**Exercise brief**
The data below calls for an exact copy.

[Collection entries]
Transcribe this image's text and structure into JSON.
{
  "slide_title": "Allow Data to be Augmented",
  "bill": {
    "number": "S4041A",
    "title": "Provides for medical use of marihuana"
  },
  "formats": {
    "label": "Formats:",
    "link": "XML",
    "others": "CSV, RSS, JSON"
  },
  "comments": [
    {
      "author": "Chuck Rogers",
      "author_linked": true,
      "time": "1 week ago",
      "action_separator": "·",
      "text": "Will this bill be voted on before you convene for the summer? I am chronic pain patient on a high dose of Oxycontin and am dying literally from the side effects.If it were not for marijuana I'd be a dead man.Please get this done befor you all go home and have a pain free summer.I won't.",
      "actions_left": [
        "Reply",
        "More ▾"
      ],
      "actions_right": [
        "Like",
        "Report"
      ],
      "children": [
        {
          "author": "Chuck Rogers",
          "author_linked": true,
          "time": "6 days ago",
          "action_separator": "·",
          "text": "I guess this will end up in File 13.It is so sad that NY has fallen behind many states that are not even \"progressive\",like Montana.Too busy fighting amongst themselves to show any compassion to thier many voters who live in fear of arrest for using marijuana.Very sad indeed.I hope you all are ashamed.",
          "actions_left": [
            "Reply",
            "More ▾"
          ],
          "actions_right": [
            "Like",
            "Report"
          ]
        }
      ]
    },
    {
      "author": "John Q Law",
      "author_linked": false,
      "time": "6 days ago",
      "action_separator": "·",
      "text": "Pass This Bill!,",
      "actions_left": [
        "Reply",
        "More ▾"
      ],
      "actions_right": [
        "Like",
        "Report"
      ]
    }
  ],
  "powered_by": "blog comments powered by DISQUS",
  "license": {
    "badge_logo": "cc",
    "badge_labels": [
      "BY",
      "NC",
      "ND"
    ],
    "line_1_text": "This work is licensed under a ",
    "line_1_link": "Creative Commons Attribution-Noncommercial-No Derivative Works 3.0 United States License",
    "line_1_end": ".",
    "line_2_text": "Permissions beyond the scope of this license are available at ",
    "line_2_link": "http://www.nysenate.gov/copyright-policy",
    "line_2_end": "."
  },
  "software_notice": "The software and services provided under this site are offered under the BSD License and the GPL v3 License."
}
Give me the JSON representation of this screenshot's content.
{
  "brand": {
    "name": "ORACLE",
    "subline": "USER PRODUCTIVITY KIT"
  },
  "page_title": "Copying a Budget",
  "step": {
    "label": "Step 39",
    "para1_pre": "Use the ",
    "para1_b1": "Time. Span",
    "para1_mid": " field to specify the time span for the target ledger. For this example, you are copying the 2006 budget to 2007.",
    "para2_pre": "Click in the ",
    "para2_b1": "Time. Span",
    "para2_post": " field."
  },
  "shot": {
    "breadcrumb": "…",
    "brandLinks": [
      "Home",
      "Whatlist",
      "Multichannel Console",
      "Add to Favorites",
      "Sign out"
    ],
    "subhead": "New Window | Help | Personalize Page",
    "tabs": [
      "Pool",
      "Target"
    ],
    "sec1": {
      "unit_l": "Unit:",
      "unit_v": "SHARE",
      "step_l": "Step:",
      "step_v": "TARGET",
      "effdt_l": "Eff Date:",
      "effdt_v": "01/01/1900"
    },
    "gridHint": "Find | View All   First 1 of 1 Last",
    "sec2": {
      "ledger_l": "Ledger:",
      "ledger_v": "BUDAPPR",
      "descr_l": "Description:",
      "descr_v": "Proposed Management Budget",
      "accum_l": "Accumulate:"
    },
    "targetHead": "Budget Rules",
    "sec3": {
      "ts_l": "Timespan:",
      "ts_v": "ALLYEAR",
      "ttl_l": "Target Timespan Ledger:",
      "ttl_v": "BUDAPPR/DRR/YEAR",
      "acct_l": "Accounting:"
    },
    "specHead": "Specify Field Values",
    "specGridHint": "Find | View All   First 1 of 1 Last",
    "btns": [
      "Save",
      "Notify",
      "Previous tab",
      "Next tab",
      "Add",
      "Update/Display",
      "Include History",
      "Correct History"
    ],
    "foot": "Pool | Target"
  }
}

**Final answer**
Transcribe this image's text and structure into JSON.
{
  "slide_title": "Allow Data to be Augmented",
  "bill": {
    "number": "S4041A",
    "title": "Provides for medical use of marihuana"
  },
  "formats": {
    "label": "Formats:",
    "link": "XML",
    "others": "CSV, RSS, JSON"
  },
  "comments": [
    {
      "author": "Chuck Rogers",
      "author_linked": true,
      "time": "1 week ago",
      "action_separator": "·",
      "text": "Will this bill be voted on before you convene for the summer? I am chronic pain patient on a high dose of Oxycontin and am dying literally from the side effects.If it were not for marijuana I'd be a dead man.Please get this done befor you all go home and have a pain free summer.I won't.",
      "actions_left": [
        "Reply",
        "More ▾"
      ],
      "actions_right": [
        "Like",
        "Report"
      ],
      "children": [
        {
          "author": "Chuck Rogers",
          "author_linked": true,
          "time": "6 days ago",
          "action_separator": "·",
          "text": "I guess this will end up in File 13.It is so sad that NY has fallen behind many states that are not even \"progressive\",like Montana.Too busy fighting amongst themselves to show any compassion to thier many voters who live in fear of arrest for using marijuana.Very sad indeed.I hope you all are ashamed.",
          "actions_left": [
            "Reply",
            "More ▾"
          ],
          "actions_right": [
            "Like",
            "Report"
          ]
        }
      ]
    },
    {
      "author": "John Q Law",
      "author_linked": false,
      "time": "6 days ago",
      "action_separator": "·",
      "text": "Pass This Bill!,",
      "actions_left": [
        "Reply",
        "More ▾"
      ],
      "actions_right": [
        "Like",
        "Report"
      ]
    }
  ],
  "powered_by": "blog comments powered by DISQUS",
  "license": {
    "badge_logo": "cc",
    "badge_labels": [
      "BY",
      "NC",
      "ND"
    ],
    "line_1_text": "This work is licensed under a ",
    "line_1_link": "Creative Commons Attribution-Noncommercial-No Derivative Works 3.0 United States License",
    "line_1_end": ".",
    "line_2_text": "Permissions beyond the scope of this license are available at ",
    "line_2_link": "http://www.nysenate.gov/copyright-policy",
    "line_2_end": "."
  },
  "software_notice": "The software and services provided under this site are offered under the BSD License and the GPL v3 License."
}
Give me the JSON representation of this screenshot's content.
{
  "brand": {
    "name": "ORACLE",
    "subline": "USER PRODUCTIVITY KIT"
  },
  "page_title": "Copying a Budget",
  "step": {
    "label": "Step 39",
    "para1_pre": "Use the ",
    "para1_b1": "Time. Span",
    "para1_mid": " field to specify the time span for the target ledger. For this example, you are copying the 2006 budget to 2007.",
    "para2_pre": "Click in the ",
    "para2_b1": "Time. Span",
    "para2_post": " field."
  },
  "shot": {
    "breadcrumb": "…",
    "brandLinks": [
      "Home",
      "Whatlist",
      "Multichannel Console",
      "Add to Favorites",
      "Sign out"
    ],
    "subhead": "New Window | Help | Personalize Page",
    "tabs": [
      "Pool",
      "Target"
    ],
    "sec1": {
      "unit_l": "Unit:",
      "unit_v": "SHARE",
      "step_l": "Step:",
      "step_v": "TARGET",
      "effdt_l": "Eff Date:",
      "effdt_v": "01/01/1900"
    },
    "gridHint": "Find | View All   First 1 of 1 Last",
    "sec2": {
      "ledger_l": "Ledger:",
      "ledger_v": "BUDAPPR",
      "descr_l": "Description:",
      "descr_v": "Proposed Management Budget",
      "accum_l": "Accumulate:"
    },
    "targetHead": "Budget Rules",
    "sec3": {
      "ts_l": "Timespan:",
      "ts_v": "ALLYEAR",
      "ttl_l": "Target Timespan Ledger:",
      "ttl_v": "BUDAPPR/DRR/YEAR",
      "acct_l": "Accounting:"
    },
    "specHead": "Specify Field Values",
    "specGridHint": "Find | View All   First 1 of 1 Last",
    "btns": [
      "Save",
      "Notify",
      "Previous tab",
      "Next tab",
      "Add",
      "Update/Display",
      "Include History",
      "Correct History"
    ],
    "foot": "Pool | Target"
  }
}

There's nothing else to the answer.